Collection entries:
↓
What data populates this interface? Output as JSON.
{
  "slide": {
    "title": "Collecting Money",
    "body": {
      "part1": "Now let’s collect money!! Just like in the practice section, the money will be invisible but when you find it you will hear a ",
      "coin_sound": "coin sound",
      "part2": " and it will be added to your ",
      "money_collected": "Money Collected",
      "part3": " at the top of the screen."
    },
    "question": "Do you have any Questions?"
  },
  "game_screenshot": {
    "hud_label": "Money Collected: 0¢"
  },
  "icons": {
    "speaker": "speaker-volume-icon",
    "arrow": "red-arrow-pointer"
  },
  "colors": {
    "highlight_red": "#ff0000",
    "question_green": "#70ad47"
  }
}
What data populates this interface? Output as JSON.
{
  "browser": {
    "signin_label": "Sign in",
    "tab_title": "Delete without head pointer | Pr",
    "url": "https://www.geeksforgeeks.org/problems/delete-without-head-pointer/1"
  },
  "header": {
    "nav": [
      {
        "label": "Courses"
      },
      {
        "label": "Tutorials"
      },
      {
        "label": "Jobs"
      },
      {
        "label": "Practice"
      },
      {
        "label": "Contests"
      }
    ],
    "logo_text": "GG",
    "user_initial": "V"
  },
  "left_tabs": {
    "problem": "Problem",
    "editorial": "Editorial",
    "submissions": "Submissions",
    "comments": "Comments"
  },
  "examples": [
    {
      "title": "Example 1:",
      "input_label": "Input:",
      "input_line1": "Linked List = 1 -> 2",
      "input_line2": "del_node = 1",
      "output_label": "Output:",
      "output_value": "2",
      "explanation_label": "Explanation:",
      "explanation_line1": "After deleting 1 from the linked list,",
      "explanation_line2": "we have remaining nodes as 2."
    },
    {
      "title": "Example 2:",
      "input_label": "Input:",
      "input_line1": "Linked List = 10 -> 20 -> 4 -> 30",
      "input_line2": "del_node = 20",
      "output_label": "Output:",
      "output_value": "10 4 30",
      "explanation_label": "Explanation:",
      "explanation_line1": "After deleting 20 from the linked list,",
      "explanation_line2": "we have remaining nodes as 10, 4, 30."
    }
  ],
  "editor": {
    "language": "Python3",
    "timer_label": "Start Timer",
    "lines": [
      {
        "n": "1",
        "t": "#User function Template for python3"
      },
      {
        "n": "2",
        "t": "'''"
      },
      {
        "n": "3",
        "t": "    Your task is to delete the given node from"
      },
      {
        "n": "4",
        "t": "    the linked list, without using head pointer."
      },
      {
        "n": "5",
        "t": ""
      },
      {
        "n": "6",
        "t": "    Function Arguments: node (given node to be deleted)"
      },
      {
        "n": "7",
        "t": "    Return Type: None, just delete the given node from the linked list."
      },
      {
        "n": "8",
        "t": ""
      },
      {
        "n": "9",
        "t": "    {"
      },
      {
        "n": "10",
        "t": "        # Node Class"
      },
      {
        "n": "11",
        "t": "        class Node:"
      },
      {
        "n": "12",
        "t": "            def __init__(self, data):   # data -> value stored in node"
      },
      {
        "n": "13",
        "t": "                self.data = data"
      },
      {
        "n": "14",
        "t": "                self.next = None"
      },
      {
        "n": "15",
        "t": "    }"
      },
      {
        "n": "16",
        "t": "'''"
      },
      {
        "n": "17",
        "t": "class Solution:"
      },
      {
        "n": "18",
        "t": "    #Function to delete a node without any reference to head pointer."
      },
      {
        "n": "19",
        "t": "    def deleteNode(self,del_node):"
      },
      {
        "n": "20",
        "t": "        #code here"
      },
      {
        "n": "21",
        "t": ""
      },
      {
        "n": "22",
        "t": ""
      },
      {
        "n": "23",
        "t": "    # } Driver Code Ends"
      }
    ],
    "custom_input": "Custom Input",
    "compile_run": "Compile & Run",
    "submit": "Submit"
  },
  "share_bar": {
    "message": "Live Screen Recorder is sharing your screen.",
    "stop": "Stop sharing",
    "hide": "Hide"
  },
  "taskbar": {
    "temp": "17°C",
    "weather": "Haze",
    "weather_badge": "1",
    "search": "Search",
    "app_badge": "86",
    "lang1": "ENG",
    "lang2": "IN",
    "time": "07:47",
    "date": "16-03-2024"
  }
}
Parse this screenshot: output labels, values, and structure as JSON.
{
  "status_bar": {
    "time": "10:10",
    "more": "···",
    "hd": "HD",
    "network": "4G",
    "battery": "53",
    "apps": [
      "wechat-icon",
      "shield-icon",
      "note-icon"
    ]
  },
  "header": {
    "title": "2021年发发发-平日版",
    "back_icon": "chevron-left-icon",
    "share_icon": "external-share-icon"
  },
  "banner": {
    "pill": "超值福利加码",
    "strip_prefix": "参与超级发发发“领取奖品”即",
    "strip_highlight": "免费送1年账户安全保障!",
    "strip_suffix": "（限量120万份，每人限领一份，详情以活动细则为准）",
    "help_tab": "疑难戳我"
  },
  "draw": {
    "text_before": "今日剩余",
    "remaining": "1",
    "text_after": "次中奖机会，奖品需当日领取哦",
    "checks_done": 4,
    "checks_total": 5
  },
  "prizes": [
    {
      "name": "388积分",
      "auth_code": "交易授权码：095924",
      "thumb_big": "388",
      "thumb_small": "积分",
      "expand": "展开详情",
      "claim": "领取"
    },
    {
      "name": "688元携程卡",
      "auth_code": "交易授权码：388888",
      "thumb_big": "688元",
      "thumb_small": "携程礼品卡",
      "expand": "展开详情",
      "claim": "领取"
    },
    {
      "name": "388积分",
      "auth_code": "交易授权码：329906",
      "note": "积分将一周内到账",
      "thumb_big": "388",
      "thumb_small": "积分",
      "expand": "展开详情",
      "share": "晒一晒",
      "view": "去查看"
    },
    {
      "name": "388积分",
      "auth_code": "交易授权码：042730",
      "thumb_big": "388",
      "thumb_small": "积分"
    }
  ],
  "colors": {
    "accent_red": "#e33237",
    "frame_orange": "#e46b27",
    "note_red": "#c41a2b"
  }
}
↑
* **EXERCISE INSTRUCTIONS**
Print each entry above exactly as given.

* **TASK SOLUTION**
What data populates this interface? Output as JSON.
{
  "slide": {
    "title": "Collecting Money",
    "body": {
      "part1": "Now let’s collect money!! Just like in the practice section, the money will be invisible but when you find it you will hear a ",
      "coin_sound": "coin sound",
      "part2": " and it will be added to your ",
      "money_collected": "Money Collected",
      "part3": " at the top of the screen."
    },
    "question": "Do you have any Questions?"
  },
  "game_screenshot": {
    "hud_label": "Money Collected: 0¢"
  },
  "icons": {
    "speaker": "speaker-volume-icon",
    "arrow": "red-arrow-pointer"
  },
  "colors": {
    "highlight_red": "#ff0000",
    "question_green": "#70ad47"
  }
}
What data populates this interface? Output as JSON.
{
  "browser": {
    "signin_label": "Sign in",
    "tab_title": "Delete without head pointer | Pr",
    "url": "https://www.geeksforgeeks.org/problems/delete-without-head-pointer/1"
  },
  "header": {
    "nav": [
      {
        "label": "Courses"
      },
      {
        "label": "Tutorials"
      },
      {
        "label": "Jobs"
      },
      {
        "label": "Practice"
      },
      {
        "label": "Contests"
      }
    ],
    "logo_text": "GG",
    "user_initial": "V"
  },
  "left_tabs": {
    "problem": "Problem",
    "editorial": "Editorial",
    "submissions": "Submissions",
    "comments": "Comments"
  },
  "examples": [
    {
      "title": "Example 1:",
      "input_label": "Input:",
      "input_line1": "Linked List = 1 -> 2",
      "input_line2": "del_node = 1",
      "output_label": "Output:",
      "output_value": "2",
      "explanation_label": "Explanation:",
      "explanation_line1": "After deleting 1 from the linked list,",
      "explanation_line2": "we have remaining nodes as 2."
    },
    {
      "title": "Example 2:",
      "input_label": "Input:",
      "input_line1": "Linked List = 10 -> 20 -> 4 -> 30",
      "input_line2": "del_node = 20",
      "output_label": "Output:",
      "output_value": "10 4 30",
      "explanation_label": "Explanation:",
      "explanation_line1": "After deleting 20 from the linked list,",
      "explanation_line2": "we have remaining nodes as 10, 4, 30."
    }
  ],
  "editor": {
    "language": "Python3",
    "timer_label": "Start Timer",
    "lines": [
      {
        "n": "1",
        "t": "#User function Template for python3"
      },
      {
        "n": "2",
        "t": "'''"
      },
      {
        "n": "3",
        "t": "    Your task is to delete the given node from"
      },
      {
        "n": "4",
        "t": "    the linked list, without using head pointer."
      },
      {
        "n": "5",
        "t": ""
      },
      {
        "n": "6",
        "t": "    Function Arguments: node (given node to be deleted)"
      },
      {
        "n": "7",
        "t": "    Return Type: None, just delete the given node from the linked list."
      },
      {
        "n": "8",
        "t": ""
      },
      {
        "n": "9",
        "t": "    {"
      },
      {
        "n": "10",
        "t": "        # Node Class"
      },
      {
        "n": "11",
        "t": "        class Node:"
      },
      {
        "n": "12",
        "t": "            def __init__(self, data):   # data -> value stored in node"
      },
      {
        "n": "13",
        "t": "                self.data = data"
      },
      {
        "n": "14",
        "t": "                self.next = None"
      },
      {
        "n": "15",
        "t": "    }"
      },
      {
        "n": "16",
        "t": "'''"
      },
      {
        "n": "17",
        "t": "class Solution:"
      },
      {
        "n": "18",
        "t": "    #Function to delete a node without any reference to head pointer."
      },
      {
        "n": "19",
        "t": "    def deleteNode(self,del_node):"
      },
      {
        "n": "20",
        "t": "        #code here"
      },
      {
        "n": "21",
        "t": ""
      },
      {
        "n": "22",
        "t": ""
      },
      {
        "n": "23",
        "t": "    # } Driver Code Ends"
      }
    ],
    "custom_input": "Custom Input",
    "compile_run": "Compile & Run",
    "submit": "Submit"
  },
  "share_bar": {
    "message": "Live Screen Recorder is sharing your screen.",
    "stop": "Stop sharing",
    "hide": "Hide"
  },
  "taskbar": {
    "temp": "17°C",
    "weather": "Haze",
    "weather_badge": "1",
    "search": "Search",
    "app_badge": "86",
    "lang1": "ENG",
    "lang2": "IN",
    "time": "07:47",
    "date": "16-03-2024"
  }
}
Parse this screenshot: output labels, values, and structure as JSON.
{
  "status_bar": {
    "time": "10:10",
    "more": "···",
    "hd": "HD",
    "network": "4G",
    "battery": "53",
    "apps": [
      "wechat-icon",
      "shield-icon",
      "note-icon"
    ]
  },
  "header": {
    "title": "2021年发发发-平日版",
    "back_icon": "chevron-left-icon",
    "share_icon": "external-share-icon"
  },
  "banner": {
    "pill": "超值福利加码",
    "strip_prefix": "参与超级发发发“领取奖品”即",
    "strip_highlight": "免费送1年账户安全保障!",
    "strip_suffix": "（限量120万份，每人限领一份，详情以活动细则为准）",
    "help_tab": "疑难戳我"
  },
  "draw": {
    "text_before": "今日剩余",
    "remaining": "1",
    "text_after": "次中奖机会，奖品需当日领取哦",
    "checks_done": 4,
    "checks_total": 5
  },
  "prizes": [
    {
      "name": "388积分",
      "auth_code": "交易授权码：095924",
      "thumb_big": "388",
      "thumb_small": "积分",
      "expand": "展开详情",
      "claim": "领取"
    },
    {
      "name": "688元携程卡",
      "auth_code": "交易授权码：388888",
      "thumb_big": "688元",
      "thumb_small": "携程礼品卡",
      "expand": "展开详情",
      "claim": "领取"
    },
    {
      "name": "388积分",
      "auth_code": "交易授权码：329906",
      "note": "积分将一周内到账",
      "thumb_big": "388",
      "thumb_small": "积分",
      "expand": "展开详情",
      "share": "晒一晒",
      "view": "去查看"
    },
    {
      "name": "388积分",
      "auth_code": "交易授权码：042730",
      "thumb_big": "388",
      "thumb_small": "积分"
    }
  ],
  "colors": {
    "accent_red": "#e33237",
    "frame_orange": "#e46b27",
    "note_red": "#c41a2b"
  }
}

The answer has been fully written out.